of the chain of custody of the test specimens is established through certified documentation.
Id. at § 16-2343.01(a)(1)-(2); POMS GN 00306.450(4)(c). It is unclear under D.C. law whether the Court would accept genetic testing
on the putative paternal grandparents when a specimen from the putative father is
unavailable, but it seems likely that courts would accept such evidence since parenthood
determinations may be made subsequent to the death of a putative father. See D.C. Code § 19-316 (1981).
Here, the genetic test results do not meet the statutory requirements for reliability
under D.C. law. Affiliated genetics did not provide a certifying affidavit, and in
fact provided a letter stating that the collection of specimens “was not in compliance

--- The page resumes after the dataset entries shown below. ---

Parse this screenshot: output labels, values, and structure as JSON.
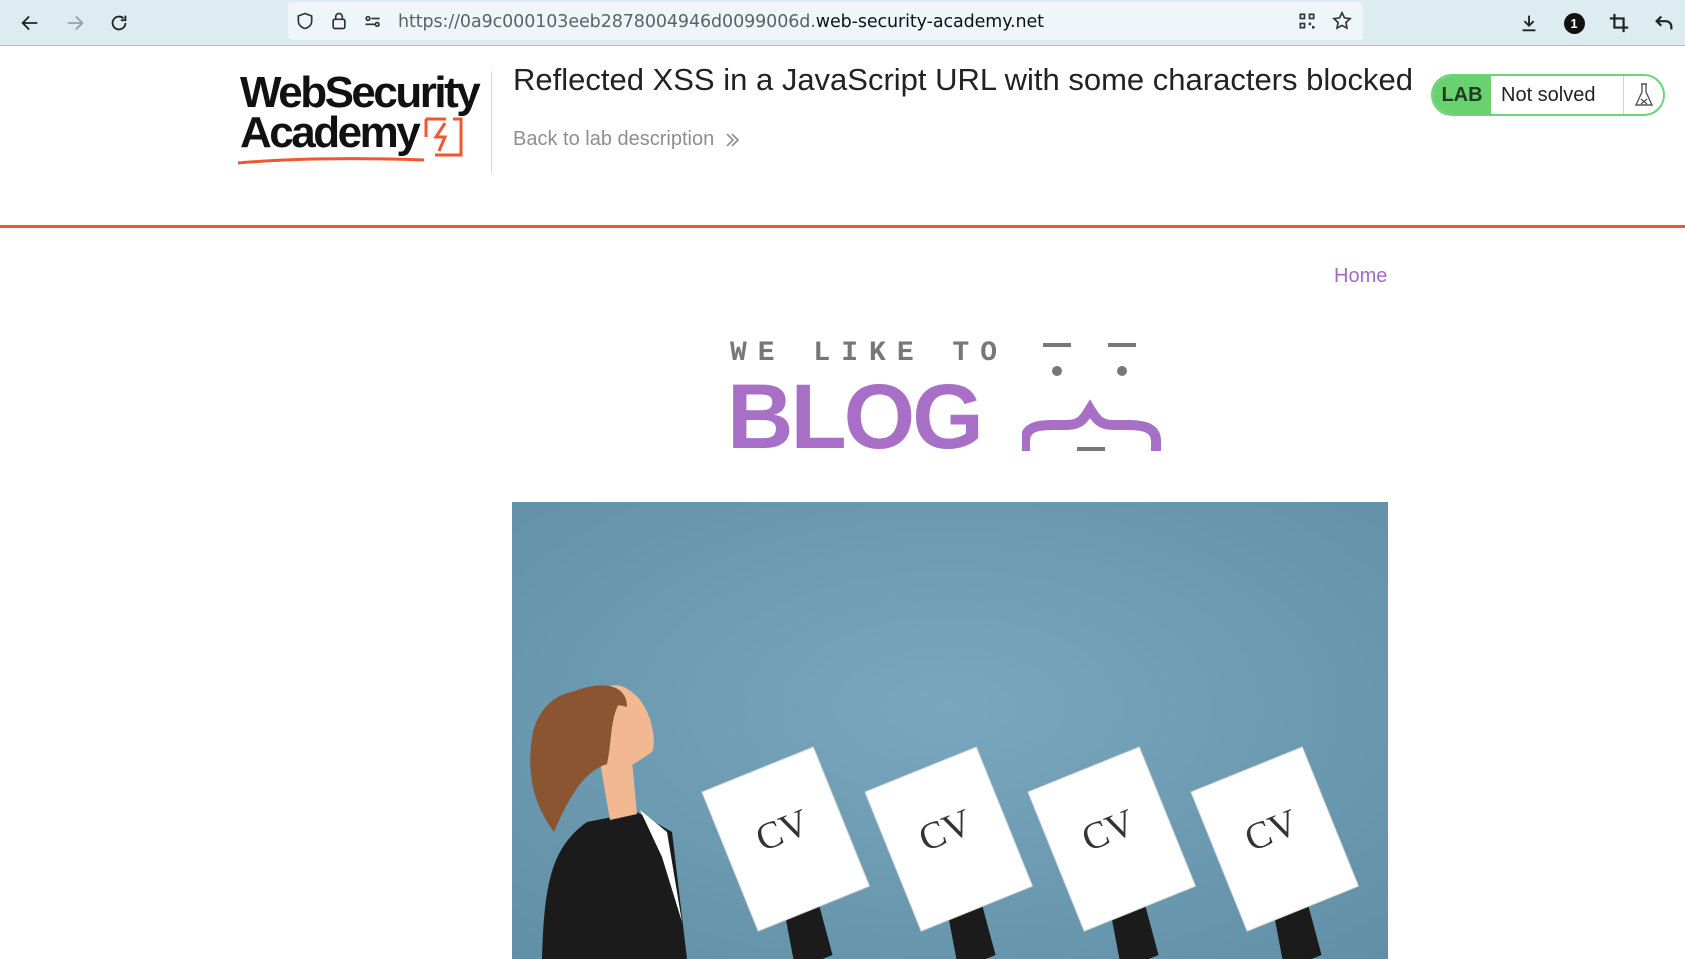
{
  "browser": {
    "url_prefix": "https://0a9c000103eeb2878004946d0099006d.",
    "url_host": "web-security-academy.net",
    "nav_icons": [
      "back-arrow-icon",
      "forward-arrow-icon",
      "reload-icon"
    ],
    "url_icons": [
      "shield-icon",
      "lock-icon",
      "permissions-icon"
    ],
    "right_icons": [
      "qr-code-icon",
      "bookmark-star-icon",
      "download-icon",
      "extension-badge-icon",
      "crop-icon",
      "undo-icon"
    ],
    "badge_count": "1"
  },
  "lab": {
    "logo_line1": "WebSecurity",
    "logo_line2": "Academy",
    "title": "Reflected XSS in a JavaScript URL with some characters blocked",
    "back_link": "Back to lab description",
    "status_tag": "LAB",
    "status_text": "Not solved",
    "accent_color": "#f0572e",
    "status_color": "#6ad170"
  },
  "blog": {
    "home_link": "Home",
    "banner_top": "WE LIKE TO",
    "banner_main": "BLOG",
    "banner_color": "#a86fc6",
    "image_cv_labels": [
      "CV",
      "CV",
      "CV",
      "CV"
    ]
  }
}
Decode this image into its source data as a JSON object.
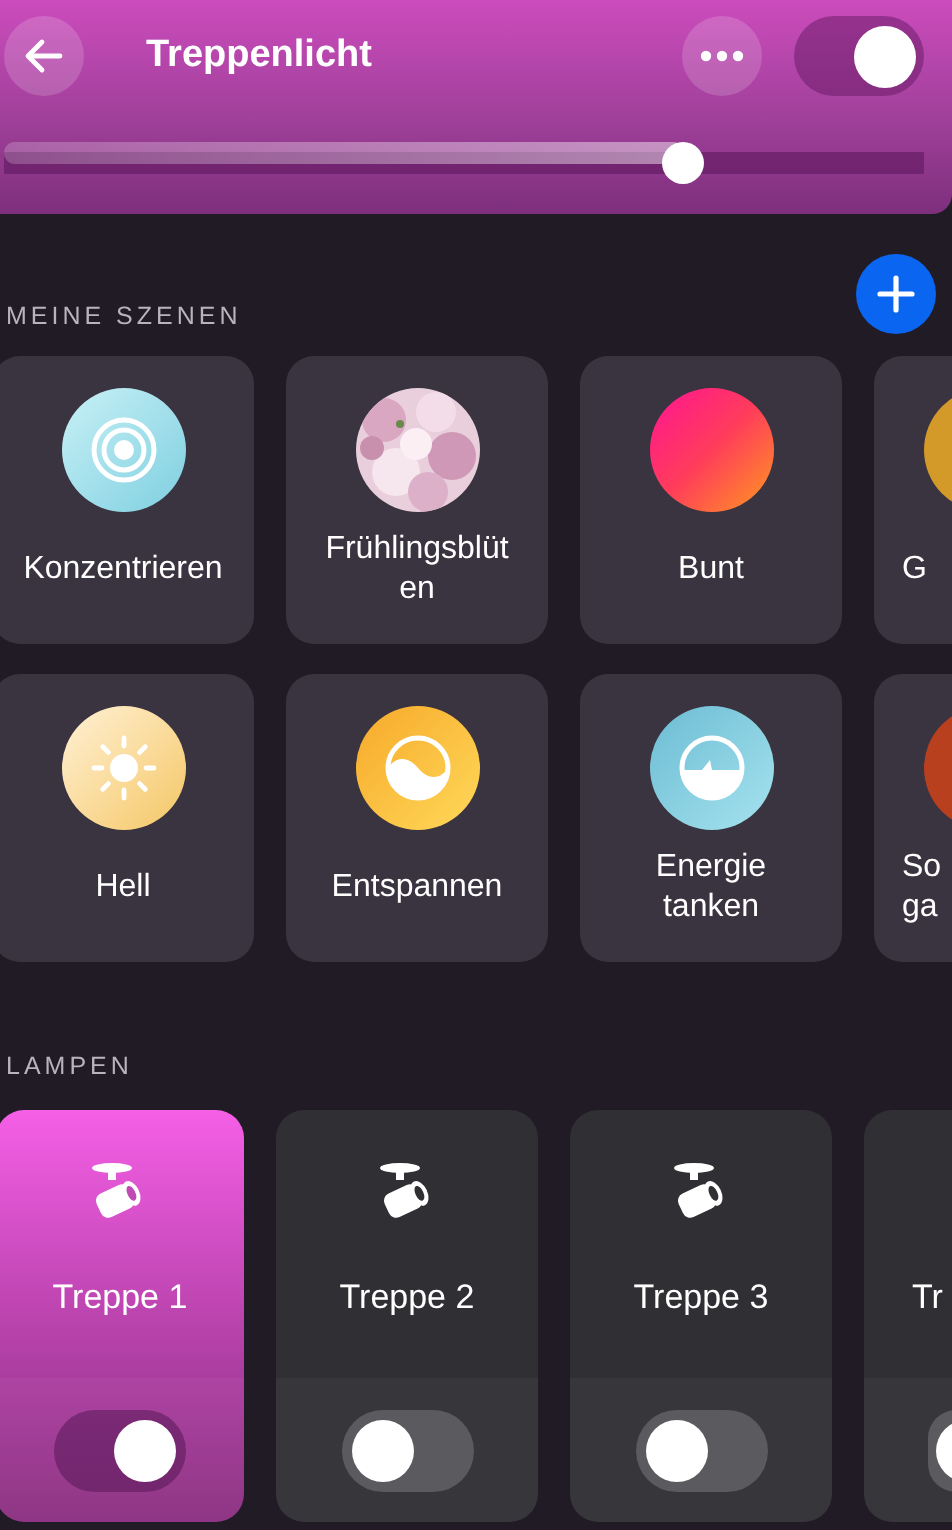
{
  "header": {
    "title": "Treppenlicht",
    "on": true,
    "level": 0.74
  },
  "scenes_section": {
    "title": "MEINE SZENEN"
  },
  "scenes": [
    {
      "name": "Konzentrieren",
      "kind": "concentrate"
    },
    {
      "name": "Frühlingsblüten",
      "kind": "picture"
    },
    {
      "name": "Bunt",
      "kind": "gradient"
    },
    {
      "name": "G",
      "kind": "partial-gold"
    },
    {
      "name": "Hell",
      "kind": "sun"
    },
    {
      "name": "Entspannen",
      "kind": "relax"
    },
    {
      "name": "Energie tanken",
      "kind": "energy"
    },
    {
      "name": "So ga",
      "kind": "partial-red"
    }
  ],
  "lamps_section": {
    "title": "LAMPEN"
  },
  "lamps": [
    {
      "name": "Treppe 1",
      "on": true
    },
    {
      "name": "Treppe 2",
      "on": false
    },
    {
      "name": "Treppe 3",
      "on": false
    },
    {
      "name": "Tr",
      "on": false
    }
  ]
}
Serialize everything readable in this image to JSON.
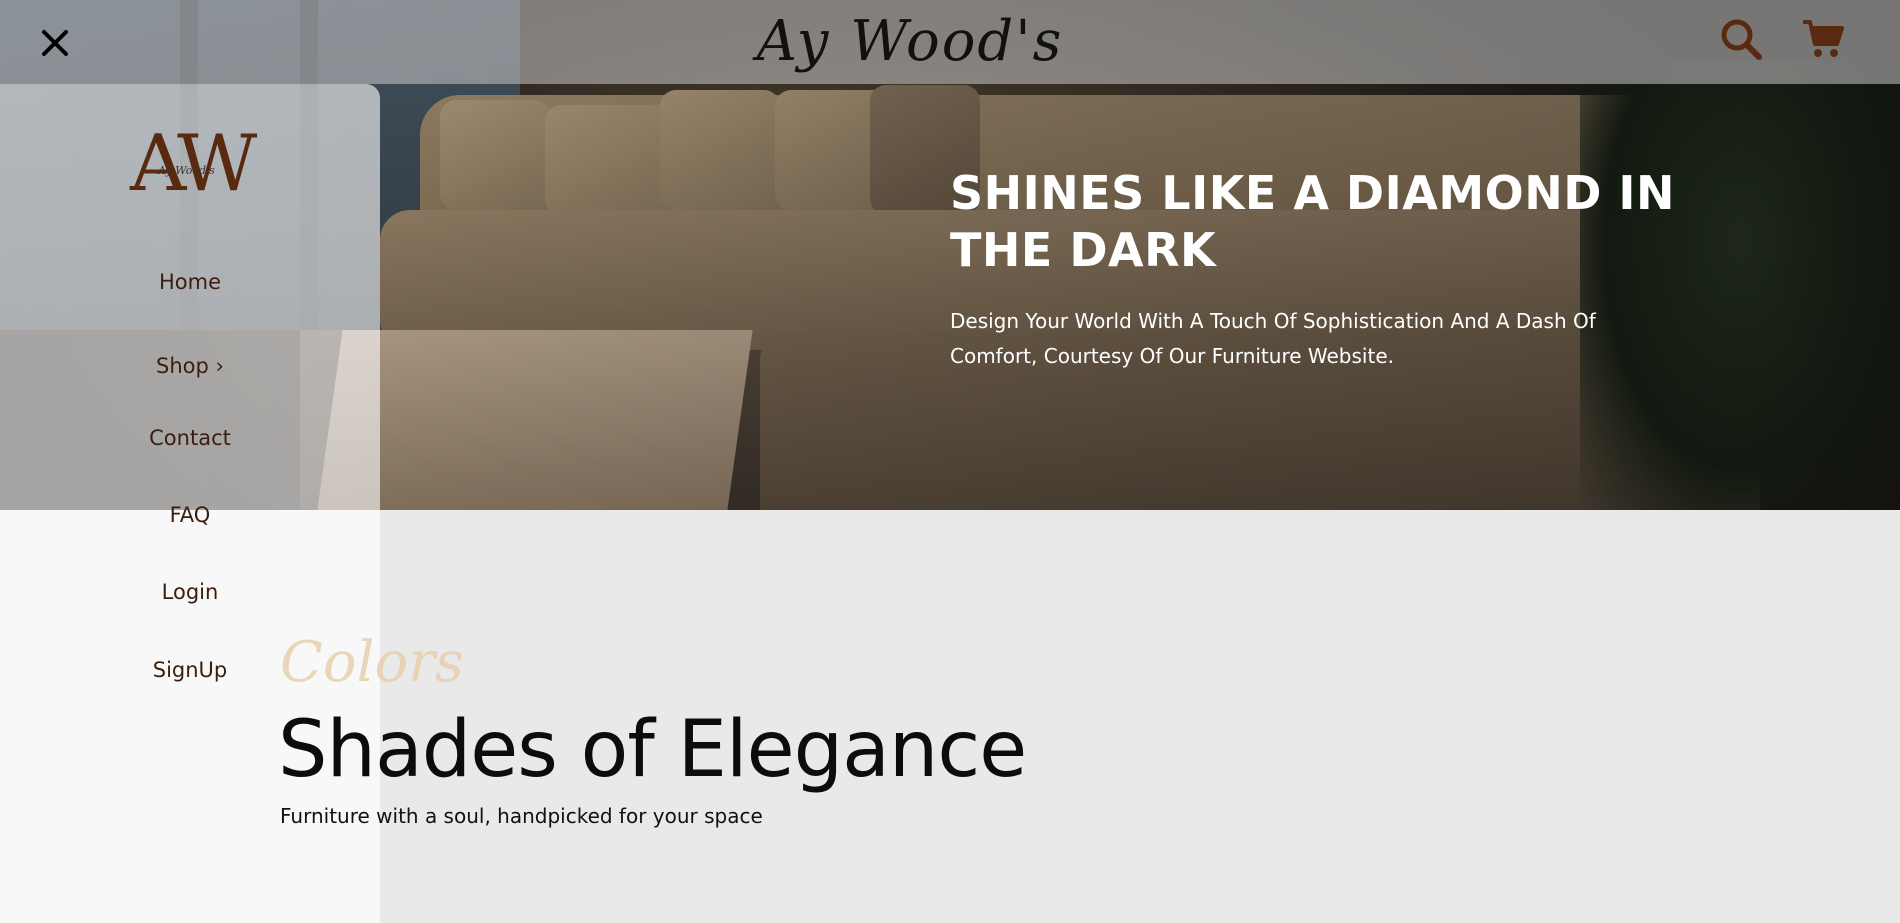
{
  "header": {
    "brand": "Ay Wood's",
    "close_icon": "close-icon",
    "search_icon": "search-icon",
    "cart_icon": "cart-icon"
  },
  "drawer": {
    "logo_monogram": "AW",
    "logo_small_text": "Ay Wood's",
    "items": [
      {
        "label": "Home"
      },
      {
        "label": "Shop ›"
      },
      {
        "label": "Contact"
      },
      {
        "label": "FAQ"
      },
      {
        "label": "Login"
      },
      {
        "label": "SignUp"
      }
    ]
  },
  "hero": {
    "title": "SHINES LIKE A DIAMOND IN THE DARK",
    "subtitle": "Design Your World With A Touch Of Sophistication And A Dash Of Comfort, Courtesy Of Our Furniture Website."
  },
  "section": {
    "script_label": "Colors",
    "title": "Shades of Elegance",
    "subtitle": "Furniture with a soul, handpicked for your space"
  },
  "colors": {
    "accent": "#5a2a10",
    "nav_text": "#3b1e10",
    "script_label": "#e7cfae"
  }
}
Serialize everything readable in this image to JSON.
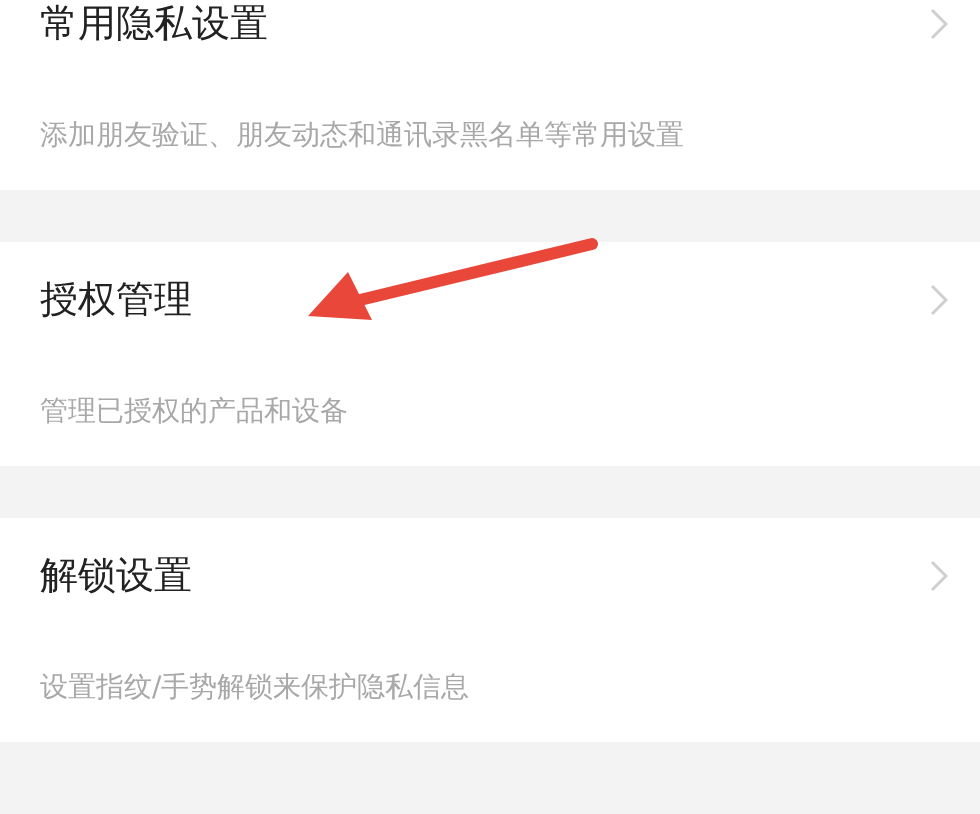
{
  "sections": [
    {
      "title": "常用隐私设置",
      "description": "添加朋友验证、朋友动态和通讯录黑名单等常用设置"
    },
    {
      "title": "授权管理",
      "description": "管理已授权的产品和设备"
    },
    {
      "title": "解锁设置",
      "description": "设置指纹/手势解锁来保护隐私信息"
    }
  ]
}
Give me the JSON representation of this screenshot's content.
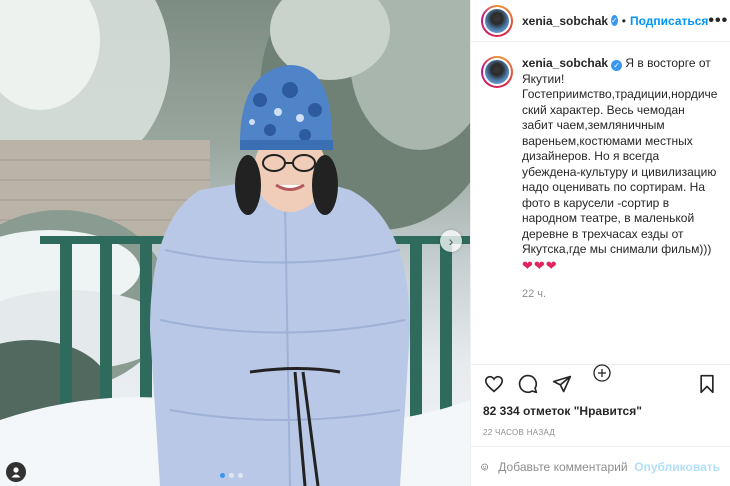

with established sample collection guidelines for a legally binding test.” Further,
Affiliated Genetics stated that it did not confirm the identity of those providing
specimens. Thus, there was no competent evidence of the chain of custody of the test
specimens as required under D.C. law. See D.C. Code § 16-2343.01(a)(2).
Under both Utah and D.C. law, genetic testing results must be reliable. See Utah Code Ann. § 78B-15-503 (2008), D.C. Code § 16-2343.01(e)(1) (2008). Test results
are only admissible in evidence when a reliable chain of custody has been established.
Utah Code Ann. § 78B-15-504 (2008); D.C. Code § 16-2343.01(a)(2) (2008). Here, though
the genetic testing was performed in an accredited laboratory, no reliable chain of
custody was established, and the test would not be reasonably relied upon to establish
paternity in the courts of either jurisdiction.
John Jay Lee
Regional Chief Counsel
By: Keeya Jeffrey
Assistant Regional Counsel